The proximate reason for keeping domestic servants, for instance, in the moderately well-to-do household of today, is (ostensibly) that the members of the household are unable without discomfort to compass the work required by such a modem establishment. And the reason for their being unable to accomplish it is (1)that they have too many “social duties,” and (2) that the work to be done is too severe and that there is too much of it. These two reasons may be restated as follows: (1) Under a mandatory code of decency, the time and effort of the members of such a household are required to be ostensibly all spent in a performance of conspicuous leisure, in the way of calls, drives, clubs, sewing-circles, sports, charity organisations, and other like social functions. Those persons whose time and energy are employed in these matters privately avow that all these observances, as well as the incidental attention to dress and other conspicuous consumption, are very irksome but altogether unavoidable. (2) Under the requirement of conspicuous consumption of goods, the apparatus of living has grown so elaborate and cumbrous, in the way of dwellings, furniture, bric-a-brac, wardrobe and meals, that the consumers of these things cannot make way with them in the required manner without help. Personal contact with the hired persons whose aid is called in to fulfil the routine of decency is commonly distasteful to the occupants of the house, but their presence is endured and paid for, in order to delegate to them a share in this onerous consumption of household goods. The presence of domestic servants, and of the special class of body servants in an eminent degree, is a concession of physical comfort to the moral need of pecuniary decency.

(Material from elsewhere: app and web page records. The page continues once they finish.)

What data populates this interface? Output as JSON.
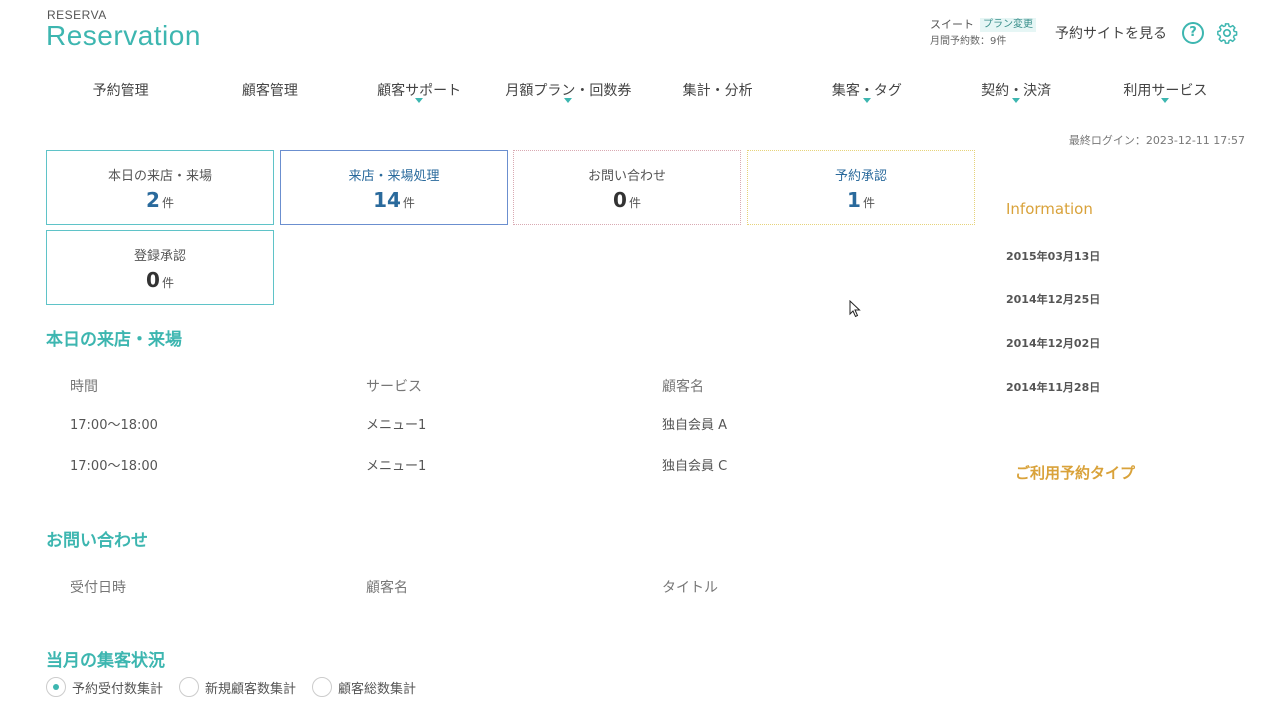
{
  "brand": {
    "small": "RESERVA",
    "big": "Reservation"
  },
  "plan": {
    "name": "スイート",
    "change_badge": "プラン変更",
    "monthly": "月間予約数：9件"
  },
  "header": {
    "view_site": "予約サイトを見る",
    "help_icon": "help-icon",
    "settings_icon": "gear-icon"
  },
  "nav": [
    {
      "label": "予約管理",
      "caret": false
    },
    {
      "label": "顧客管理",
      "caret": false
    },
    {
      "label": "顧客サポート",
      "caret": true
    },
    {
      "label": "月額プラン・回数券",
      "caret": true
    },
    {
      "label": "集計・分析",
      "caret": false
    },
    {
      "label": "集客・タグ",
      "caret": true
    },
    {
      "label": "契約・決済",
      "caret": true
    },
    {
      "label": "利用サービス",
      "caret": true
    }
  ],
  "last_login": "最終ログイン：2023-12-11 17:57",
  "cards": [
    {
      "label": "本日の来店・来場",
      "value": "2",
      "unit": "件"
    },
    {
      "label": "来店・来場処理",
      "value": "14",
      "unit": "件"
    },
    {
      "label": "お問い合わせ",
      "value": "0",
      "unit": "件"
    },
    {
      "label": "予約承認",
      "value": "1",
      "unit": "件"
    },
    {
      "label": "登録承認",
      "value": "0",
      "unit": "件"
    }
  ],
  "today": {
    "title": "本日の来店・来場",
    "headers": [
      "時間",
      "サービス",
      "顧客名"
    ],
    "rows": [
      [
        "17:00〜18:00",
        "メニュー1",
        "独自会員 A"
      ],
      [
        "17:00〜18:00",
        "メニュー1",
        "独自会員 C"
      ]
    ]
  },
  "inquiries": {
    "title": "お問い合わせ",
    "headers": [
      "受付日時",
      "顧客名",
      "タイトル"
    ]
  },
  "monthly": {
    "title": "当月の集客状況",
    "options": [
      "予約受付数集計",
      "新規顧客数集計",
      "顧客総数集計"
    ],
    "selected": 0
  },
  "information": {
    "title": "Information",
    "dates": [
      "2015年03月13日",
      "2014年12月25日",
      "2014年12月02日",
      "2014年11月28日"
    ],
    "reservation_type": "ご利用予約タイプ"
  },
  "colors": {
    "accent": "#3db6b0",
    "orange": "#d9a23a",
    "blue": "#2a6a9c"
  }
}
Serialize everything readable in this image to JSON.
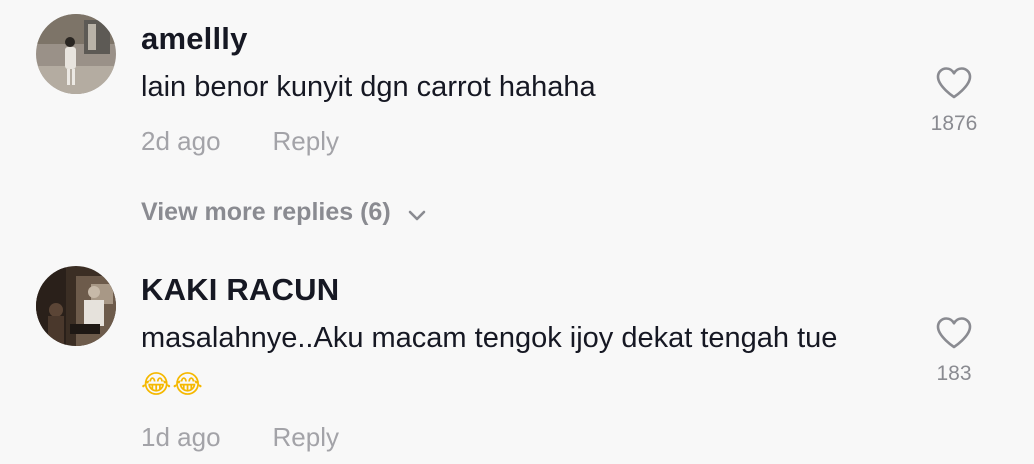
{
  "comments": [
    {
      "username": "amellly",
      "text": "lain benor kunyit dgn carrot hahaha",
      "time": "2d ago",
      "reply_label": "Reply",
      "like_count": "1876",
      "view_more": "View more replies (6)",
      "avatar_icon": "user-avatar-photo"
    },
    {
      "username": "KAKI RACUN",
      "text": "masalahnye..Aku macam tengok ijoy dekat tengah tue",
      "emoji": "😂😂",
      "time": "1d ago",
      "reply_label": "Reply",
      "like_count": "183",
      "avatar_icon": "user-avatar-photo"
    }
  ],
  "colors": {
    "background": "#f8f8f8",
    "primary_text": "#161823",
    "secondary_text": "#a3a3a8",
    "muted_text": "#8a8b91"
  },
  "icons": {
    "like": "heart-outline-icon",
    "expand": "chevron-down-icon"
  }
}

The largest manifestation of vicarious leisure in modern life is made up of what are called domestic duties. These duties are fast becoming a species of services performed, not so much for the individual behoof of the head of the household as for the reputability of the household taken as a corporate unit—a group of which the housewife is a member on a footing of ostensible equality. As fast as the household for which they are performed departs from its archaic basis of ownership-marriage, these household duties of course tend to fall out of the category of vicarious leisure in the original sense; except so far as they are performed by hired servants. That is to say, since vicarious leisure is possible only on a basis of status or of hired service, the disappearance of the relation of status from human intercourse at any point carries with it the disappearance of vicarious leisure so far as regards that much of life. But it is to be added, in qualification of this qualification, that so long as the household subsists, even with a divided head, this class of non-productive labour performed for the sake of household reputability must still be classed as vicarious leisure, although in a slightly altered sense. It is now leisure performed for the quasi-personal corporate household, instead of, as formerly, for the proprietary head of the household.